Efforts to pool developers’ resources to fund new grid connections could open up new sites for utility-scale solar in the UK, according to Lightsource Renewable Energy.

Distribution network operator (DNO) Western Power Distribution (WPD) has been organising workshops for renewable energy developers to discuss the potential of forming consortiums to pay for grid connections that can open up multiple sites that individually would not be economical.

COO Mark Turner told Solar Power Portal that it could not just increase the number of sites that are available, but also allow improve the suitability of the options available.

“It means we can put grid capacity in places where planning would be less of an issue then. It make places viable that previously passed on planning but failed on grid,” said Turner.

“If planning rules tighten than we have to make sure that we are taking the grid to the places where planning is possible,” he said.

With secretary of state for communities and local government Eric Pickles recently intervening in a solar park planning application and energy minister Greg Barker warning the industry that it must not develop on inappropriate sites, the pressure on planning issue is particucularly acute.

The abundance of suitable sites with no grid access is particularly keenly felt in Cornwall, added Turner, who has taken part in the work with WPD.

“At one point Cornwall County Council had a high aspirations for the renewables it wanted but that aspiration was way in excess of what the grid could deliver because there isn’t [enough] consumption in Cornwall. The extreme areas of the peninsula are the obvious ones where development activity has gone on but it has been grid constrained.”

Turner also said that the progress that WPD and the not for profit facilitator Regen SW had triggered, was also a sign of the UK solar industry growing up. He lamented the number of sites with pending applications but no sign of imminent development.

“There’s a proportion of capacity that’s deadlocked, its almost like land banking, only it’s not that conscious. We need to do things differently, the industry has matured, there are a number of reasonably sized players. They all come with different levels of security and investment, but you can now sit a group of people in a room that represents a significant portion of the UK industry and have a sensible conversation.

“Two years ago it was highly fragmented, you would have 50 or 100 people in a room and most of them wouldn’t have two farthings to rub together,” he said.

Turner said they are still up to six months away from forming a consortium with the first investment as much as two years away.
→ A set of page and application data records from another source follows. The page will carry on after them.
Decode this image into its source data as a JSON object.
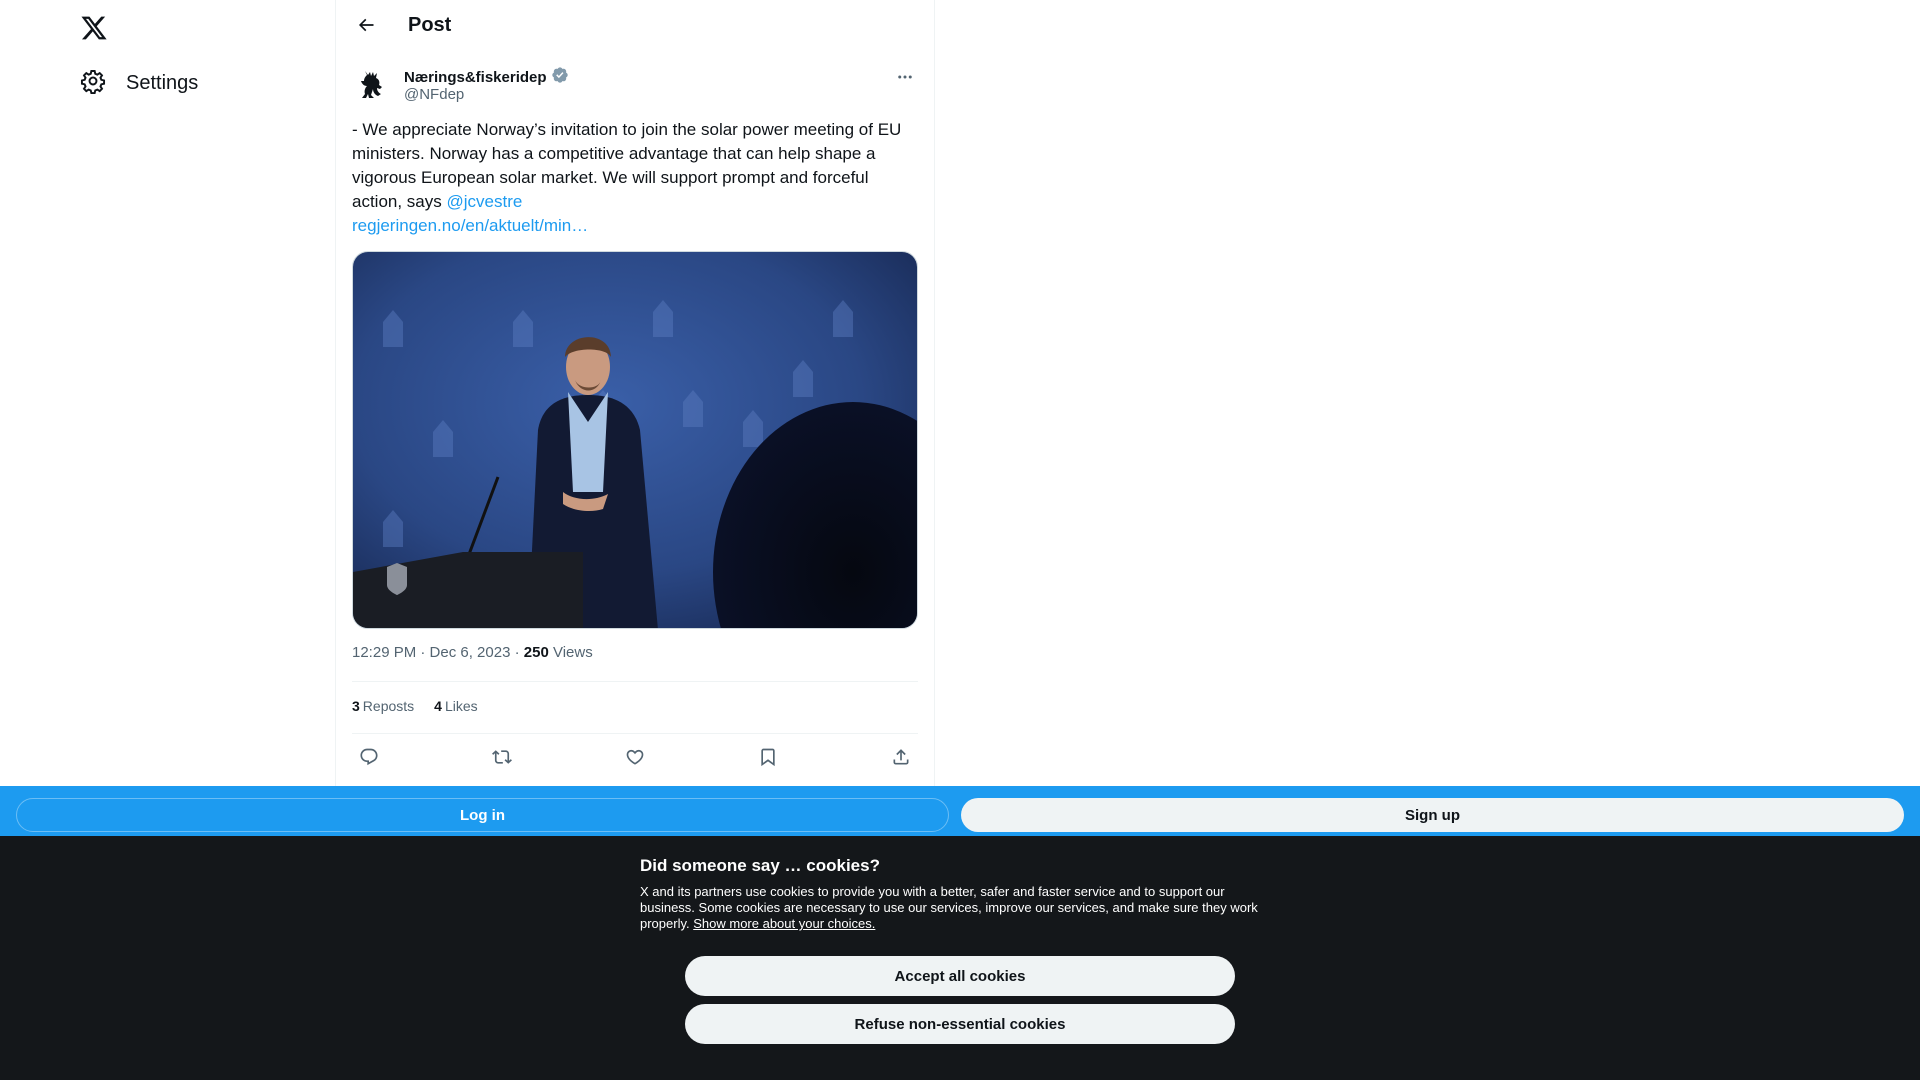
{
  "nav": {
    "logo_icon": "x-logo-icon",
    "settings_label": "Settings"
  },
  "header": {
    "title": "Post"
  },
  "author": {
    "name": "Nærings&fiskeridep",
    "handle": "@NFdep",
    "verified": true,
    "verified_color": "#829aab"
  },
  "tweet": {
    "text": "- We appreciate Norway’s invitation to join the solar power meeting of EU ministers. Norway has a competitive advantage that can help shape a vigorous European solar market. We will support prompt and forceful action, says ",
    "mention": "@jcvestre",
    "link": "regjeringen.no/en/aktuelt/min…",
    "time": "12:29 PM · Dec 6, 2023 · ",
    "views_count": "250",
    "views_label": " Views"
  },
  "stats": {
    "reposts_count": "3",
    "reposts_label": "Reposts",
    "likes_count": "4",
    "likes_label": "Likes"
  },
  "actions": [
    "reply-icon",
    "repost-icon",
    "like-icon",
    "bookmark-icon",
    "share-icon"
  ],
  "login_bar": {
    "login_label": "Log in",
    "signup_label": "Sign up",
    "bar_color": "#1d9bf0"
  },
  "cookie": {
    "title": "Did someone say … cookies?",
    "body": "X and its partners use cookies to provide you with a better, safer and faster service and to support our business. Some cookies are necessary to use our services, improve our services, and make sure they work properly. ",
    "more_link": "Show more about your choices.",
    "accept_label": "Accept all cookies",
    "refuse_label": "Refuse non-essential cookies"
  },
  "colors": {
    "accent": "#1d9bf0",
    "text_primary": "#0f1419",
    "text_secondary": "#536471",
    "cookie_bg": "#14171a"
  }
}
He also said talks with other DNOs had been held at a high-level, but were not as advanced.

“One of the challenges is knowing that you are dealing with people that will still be able to put their hand in their pockets in two years time. WPD is being very proactive about thinking about these different options. The regulations don’t let them build capacity speculatively, they are putting that speculative development in the hands of the consortium.”

The rules under which the alliances would be formed have previously been used to allow groups looking to build new connections to meet their demand, such as for new housing developments or industrial parks.

Groups of generators have never before used the rules of Section 22 of the Electricity Act to agree new connections with a DNO.